Finally, critics have wondered what the big data approach will mean for the diversity of television shows.
“If businesses perfect the job of giving us exactly what we want, when and how will be exposed to things that are new and different, the movies and TV shows we would never imagine we might like unless given the chance? Can the auteur survive in an age when computer algorithms are the ultimate focus group?” (Leonard).

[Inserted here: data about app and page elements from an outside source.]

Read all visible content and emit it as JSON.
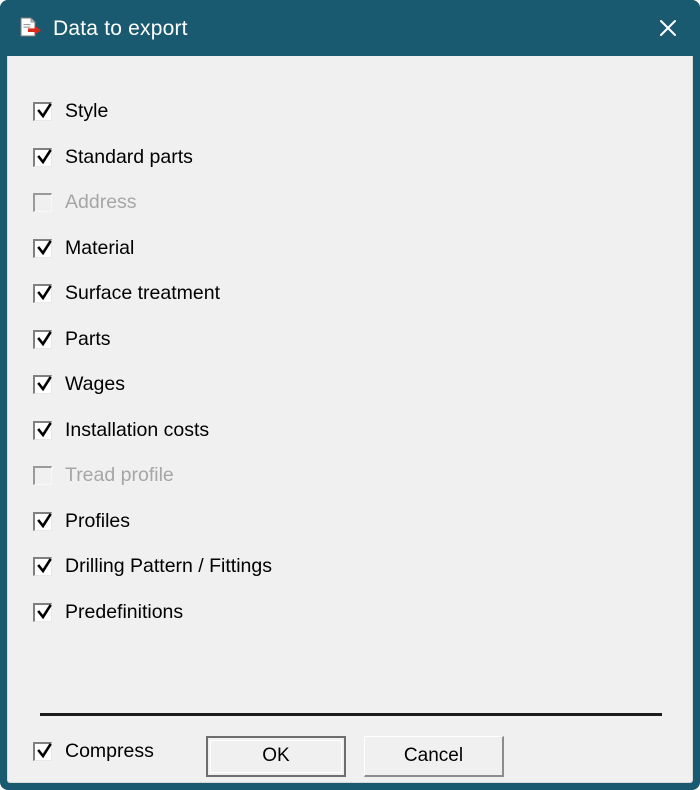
{
  "window": {
    "title": "Data to export",
    "title_icon": "export-document-icon",
    "close_icon": "close-icon",
    "titlebar_color": "#1a5a70",
    "client_color": "#f0f0f0",
    "accent_color": "#d92b1c"
  },
  "options": [
    {
      "label": "Style",
      "checked": true,
      "enabled": true
    },
    {
      "label": "Standard parts",
      "checked": true,
      "enabled": true
    },
    {
      "label": "Address",
      "checked": false,
      "enabled": false
    },
    {
      "label": "Material",
      "checked": true,
      "enabled": true
    },
    {
      "label": "Surface treatment",
      "checked": true,
      "enabled": true
    },
    {
      "label": "Parts",
      "checked": true,
      "enabled": true
    },
    {
      "label": "Wages",
      "checked": true,
      "enabled": true
    },
    {
      "label": "Installation costs",
      "checked": true,
      "enabled": true
    },
    {
      "label": "Tread profile",
      "checked": false,
      "enabled": false
    },
    {
      "label": "Profiles",
      "checked": true,
      "enabled": true
    },
    {
      "label": "Drilling Pattern / Fittings",
      "checked": true,
      "enabled": true
    },
    {
      "label": "Predefinitions",
      "checked": true,
      "enabled": true
    }
  ],
  "compress": {
    "label": "Compress",
    "checked": true,
    "enabled": true
  },
  "buttons": {
    "ok": "OK",
    "cancel": "Cancel"
  }
}
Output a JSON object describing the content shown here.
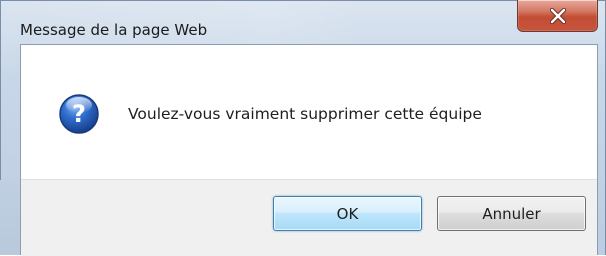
{
  "window": {
    "title": "Message de la page Web",
    "close_icon": "close-icon"
  },
  "dialog": {
    "icon": "question-icon",
    "message": "Voulez-vous vraiment supprimer cette équipe"
  },
  "buttons": {
    "ok_label": "OK",
    "cancel_label": "Annuler"
  },
  "colors": {
    "close_button": "#c24d34",
    "ok_border": "#3c7fb1",
    "question_icon": "#1f5fb8",
    "footer_bg": "#f0f0f0"
  }
}
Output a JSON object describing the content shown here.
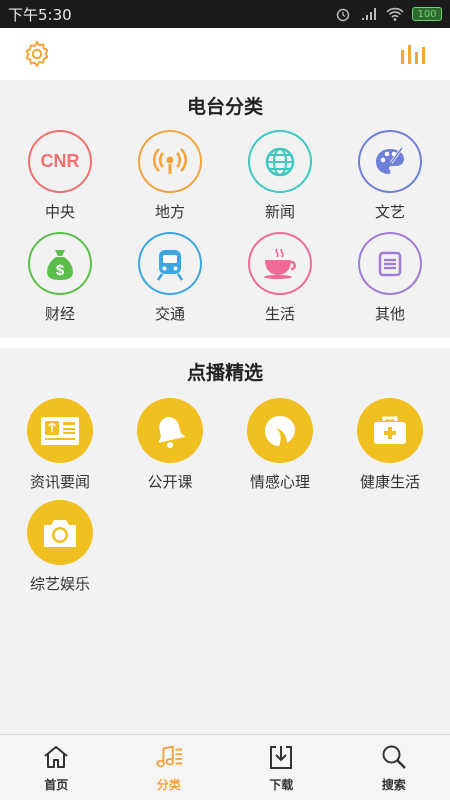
{
  "status_bar": {
    "time": "下午5:30",
    "battery": "100"
  },
  "header": {
    "settings_icon": "gear-icon",
    "equalizer_icon": "equalizer-icon"
  },
  "radio_categories": {
    "title": "电台分类",
    "items": [
      {
        "label": "中央",
        "icon": "cnr-text",
        "text": "CNR",
        "color": "#f07070"
      },
      {
        "label": "地方",
        "icon": "broadcast-icon",
        "color": "#f2a33a"
      },
      {
        "label": "新闻",
        "icon": "globe-icon",
        "color": "#3ec9c0"
      },
      {
        "label": "文艺",
        "icon": "palette-icon",
        "color": "#6f7fd8"
      },
      {
        "label": "财经",
        "icon": "money-bag-icon",
        "color": "#5cbf4a"
      },
      {
        "label": "交通",
        "icon": "train-icon",
        "color": "#3aa7e0"
      },
      {
        "label": "生活",
        "icon": "coffee-cup-icon",
        "color": "#ef6b95"
      },
      {
        "label": "其他",
        "icon": "list-icon",
        "color": "#a07ad6"
      }
    ]
  },
  "on_demand": {
    "title": "点播精选",
    "items": [
      {
        "label": "资讯要闻",
        "icon": "newspaper-icon"
      },
      {
        "label": "公开课",
        "icon": "bell-icon"
      },
      {
        "label": "情感心理",
        "icon": "leaf-icon"
      },
      {
        "label": "健康生活",
        "icon": "first-aid-kit-icon"
      },
      {
        "label": "综艺娱乐",
        "icon": "camera-icon"
      }
    ]
  },
  "bottom_nav": {
    "active_color": "#f2a33a",
    "items": [
      {
        "label": "首页",
        "icon": "home-icon"
      },
      {
        "label": "分类",
        "icon": "music-list-icon"
      },
      {
        "label": "下载",
        "icon": "download-icon"
      },
      {
        "label": "搜索",
        "icon": "search-icon"
      }
    ]
  }
}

As more and more media companies develop online delivery platforms, the collection and reliance on big data will only increase, and these questions will only grow more prominent. Yet, as Sarandos argues, and it’s a comment I agree with, the use of data algorithms has so far generated content that has added to rather than detracted from the diversity of the television landscape. For instance, Orange is the New Black is a prison-based dramedy with a predominantly female cast and is one of the most ethnically and physically diverse shows on television. Likewise, Narcos is set in Colombia, is directed by the Brazilian José Padilha and stars another Brazilian, Wagner Moura, in the lead role. As Netflix develops more stories to succeed in the global market, as well as in specific territories such as Latin America, viewers will have greater exposure to internationalized texts through their Netflix subscriptions.
According to Neil Hunt, Chief Product Officer at Netflix, his company spends roughly $150 million and employs roughly 300 people just to improve its video recommendation system each year, but the investment in the utilization of big data is what drives so much of the company’s success (Roetggers). Its use of big data to increase its shipping speeds, make personalized video recommendations and effectively stock its catalog helped the company succeed in the online movie rental business, ultimately playing a pivotal role in the demise of its major competitors. As the company moved into the digital streaming age, Netflix’s data scientists have continued to leverage that data in order to make smarter content acquisition and distribution choices, but in the process, the company has also disrupted several aspects of the film and television industry. More specifically, its business models have caused a shift in how media texts are valued, how contracts are negotiated, how texts are purchased, and how those texts are consumed and distributed in ways that by-pass or challenge the status quo.
As PM Napoli writes, the challenge for media scholars now is to further explore how media content production and its acquisition is increasingly reliant on sophisticated algorithms. The challenge will be for media scholars to examine not only what sorts of algorithms are being produced and how they are affecting the decision making processes of media companies, but also to understand “the assumptions, priorities, and inputs that underlie their construction.”